I’ve observed a number of discussions taking place on social media this week regarding favorite choral pieces by African-American composers. I thought that would be a great idea for a post, where I could share more than just one or two titles. These are all pieces I have sung or conducted that have made an impression on me.
I first learned about Nathan Carter and his work at when I stumbled onto a few YouTube videos. Dr. Carter was choral director at Morgan State University, a predominantly African-American institution in Baltimore, for more than three decades, until his death in 1968. Even from those grainy clips, it’s obvious Dr. Carter was a consummate musician and inspiring educator. He was also a fine composer and arranger in his own right.
I think this piece is simply a perfect setting of the Psalm text. Beautiful, striking, understated. Also check out his setting of Psalm 150.
Abide With Me
arr. Moses Hogan
Moses Hogan likely needs no introduction, so I will leave you to enjoy one of his most piercingly beautiful works.
O Praise the Lord
A New Jersey native, nephew of jazz musician King Oliver, and one-time Paul Hindemith student, Ulysses Kay composed in a neoclassical style. Known mainly for his orchestral and choral compositions, Kay also wrote five operas. He spent the bulk of his career on faculty at Lehman College at the City University of New York.
Angular and unsettled, O Praise the Lord offers a piercing take on the Psalm 117 text. It’s a shame that his music isn’t more widely performed, but I’m heartened to find a growing number of recordings of Kay’s music.
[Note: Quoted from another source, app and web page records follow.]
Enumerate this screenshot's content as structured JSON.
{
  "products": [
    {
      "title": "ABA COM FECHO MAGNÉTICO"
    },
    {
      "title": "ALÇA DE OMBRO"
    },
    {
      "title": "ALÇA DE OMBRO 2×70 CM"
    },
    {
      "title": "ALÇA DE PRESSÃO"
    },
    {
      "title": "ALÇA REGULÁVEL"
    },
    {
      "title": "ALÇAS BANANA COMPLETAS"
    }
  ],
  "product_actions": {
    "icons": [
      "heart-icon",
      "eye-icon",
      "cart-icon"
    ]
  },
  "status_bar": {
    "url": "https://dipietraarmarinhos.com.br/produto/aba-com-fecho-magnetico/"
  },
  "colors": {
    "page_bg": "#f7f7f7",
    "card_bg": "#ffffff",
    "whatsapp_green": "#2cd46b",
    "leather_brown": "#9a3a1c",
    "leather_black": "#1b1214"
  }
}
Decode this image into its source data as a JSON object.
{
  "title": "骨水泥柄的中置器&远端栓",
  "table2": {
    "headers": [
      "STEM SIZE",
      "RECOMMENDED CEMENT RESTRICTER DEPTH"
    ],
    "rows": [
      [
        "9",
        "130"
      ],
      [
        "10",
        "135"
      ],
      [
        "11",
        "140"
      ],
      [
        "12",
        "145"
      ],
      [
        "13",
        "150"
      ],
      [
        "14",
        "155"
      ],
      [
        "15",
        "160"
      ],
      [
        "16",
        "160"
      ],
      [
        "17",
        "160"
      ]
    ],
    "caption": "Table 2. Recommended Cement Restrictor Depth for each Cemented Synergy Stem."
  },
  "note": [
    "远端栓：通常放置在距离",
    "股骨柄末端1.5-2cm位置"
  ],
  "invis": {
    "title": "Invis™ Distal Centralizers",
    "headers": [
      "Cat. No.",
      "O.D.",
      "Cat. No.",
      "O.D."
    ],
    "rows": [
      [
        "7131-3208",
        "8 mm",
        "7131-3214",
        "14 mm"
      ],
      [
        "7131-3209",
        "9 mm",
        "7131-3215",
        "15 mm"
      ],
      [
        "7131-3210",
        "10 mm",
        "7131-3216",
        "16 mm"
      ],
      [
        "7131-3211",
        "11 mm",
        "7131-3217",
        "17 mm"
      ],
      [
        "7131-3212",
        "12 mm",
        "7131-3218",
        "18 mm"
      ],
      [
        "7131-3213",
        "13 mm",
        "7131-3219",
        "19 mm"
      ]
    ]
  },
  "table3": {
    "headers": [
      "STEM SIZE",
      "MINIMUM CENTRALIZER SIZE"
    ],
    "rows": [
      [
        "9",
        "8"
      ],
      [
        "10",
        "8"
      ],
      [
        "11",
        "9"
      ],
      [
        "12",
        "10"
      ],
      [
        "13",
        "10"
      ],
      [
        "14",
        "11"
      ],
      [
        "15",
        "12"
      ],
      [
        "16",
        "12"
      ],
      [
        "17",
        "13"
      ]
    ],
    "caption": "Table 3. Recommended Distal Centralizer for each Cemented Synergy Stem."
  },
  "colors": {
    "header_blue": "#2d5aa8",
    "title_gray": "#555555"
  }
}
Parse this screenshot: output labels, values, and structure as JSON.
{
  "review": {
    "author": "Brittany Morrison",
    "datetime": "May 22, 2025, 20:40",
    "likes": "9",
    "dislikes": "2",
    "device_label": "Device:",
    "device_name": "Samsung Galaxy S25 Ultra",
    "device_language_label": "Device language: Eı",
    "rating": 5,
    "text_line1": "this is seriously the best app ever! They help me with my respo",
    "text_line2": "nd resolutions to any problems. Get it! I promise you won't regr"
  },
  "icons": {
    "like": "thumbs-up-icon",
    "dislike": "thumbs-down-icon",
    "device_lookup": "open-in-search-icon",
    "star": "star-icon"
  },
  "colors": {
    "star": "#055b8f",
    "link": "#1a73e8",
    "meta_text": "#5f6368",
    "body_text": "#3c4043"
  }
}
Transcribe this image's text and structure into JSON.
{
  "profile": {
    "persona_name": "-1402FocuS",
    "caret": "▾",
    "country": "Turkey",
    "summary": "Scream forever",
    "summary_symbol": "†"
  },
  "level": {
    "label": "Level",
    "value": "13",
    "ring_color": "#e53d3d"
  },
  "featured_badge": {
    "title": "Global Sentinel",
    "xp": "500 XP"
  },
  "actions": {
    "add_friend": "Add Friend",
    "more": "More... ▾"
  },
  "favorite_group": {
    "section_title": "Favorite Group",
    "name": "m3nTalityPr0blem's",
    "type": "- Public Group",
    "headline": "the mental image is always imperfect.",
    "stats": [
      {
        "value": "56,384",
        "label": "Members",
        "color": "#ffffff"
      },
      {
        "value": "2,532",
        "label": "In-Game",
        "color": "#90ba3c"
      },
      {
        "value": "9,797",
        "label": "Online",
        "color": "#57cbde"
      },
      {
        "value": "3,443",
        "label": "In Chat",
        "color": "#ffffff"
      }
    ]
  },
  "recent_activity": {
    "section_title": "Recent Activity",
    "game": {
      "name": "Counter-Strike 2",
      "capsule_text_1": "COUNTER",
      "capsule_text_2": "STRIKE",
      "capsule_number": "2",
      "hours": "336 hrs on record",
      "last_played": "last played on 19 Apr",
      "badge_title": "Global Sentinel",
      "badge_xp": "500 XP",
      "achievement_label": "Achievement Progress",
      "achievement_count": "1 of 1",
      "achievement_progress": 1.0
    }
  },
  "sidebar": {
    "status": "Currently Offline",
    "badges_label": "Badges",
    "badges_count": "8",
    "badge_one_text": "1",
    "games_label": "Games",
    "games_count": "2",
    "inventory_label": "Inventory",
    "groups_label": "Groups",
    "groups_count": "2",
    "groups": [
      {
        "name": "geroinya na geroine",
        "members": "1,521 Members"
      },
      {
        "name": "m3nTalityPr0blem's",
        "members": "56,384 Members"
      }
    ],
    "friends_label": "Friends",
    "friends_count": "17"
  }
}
I Will Lift up Mine Eyes
You never know where you might find a real gem. I spent six years teaching elementary music in the public school system. One day when I was under the weather and beginning to lose my voice, I went looking for a video that could fill a few minutes of at the end of each class period. I found an episode of Reading Rainbow featuring the now-defunct Boys Choir of Harlem. They kept showing these short clips of the choir rehearsing an amazing piece. After rewinding and listening a few times with the volume all the way up (much to the chagrin of my 3rd grade class) I heard the phrase “Surely goodness and mercy shall follow me.”
Okay, so, Psalm 23.
Well, after a long afternoon of googling, I managed to figure it out. It turns out I was listening to the last of a three movement cantata by Adolphus Hailstork. Hailstork is legit, having studied composition with David Diamond, Vittorio Giannini, and the great Nadia Boulanger.
In I Will Lift up Mine Eyes, Hailstork masterfully incorporates a gospel idiom into a classical style. The result is a gripping piece of music.
You good folks know this one already, I’m sure, but it didn’t feel right to not include it in this list. My favorite movement is the Agnus Dei.
Ain’ -A That Good News
William L. Dawson
This piece is representative of the sub-genre of African-American spirituals arranged by the likes of Dawson, Burleigh, and others. This recording is conducted by the arranger, so it’s a primary source for how this stuff shall sound. Stunning!
Listen to the Lambs
R. Nathaniel Dett
This is probably my all-time favorite. It just leaves me speechless. Listen!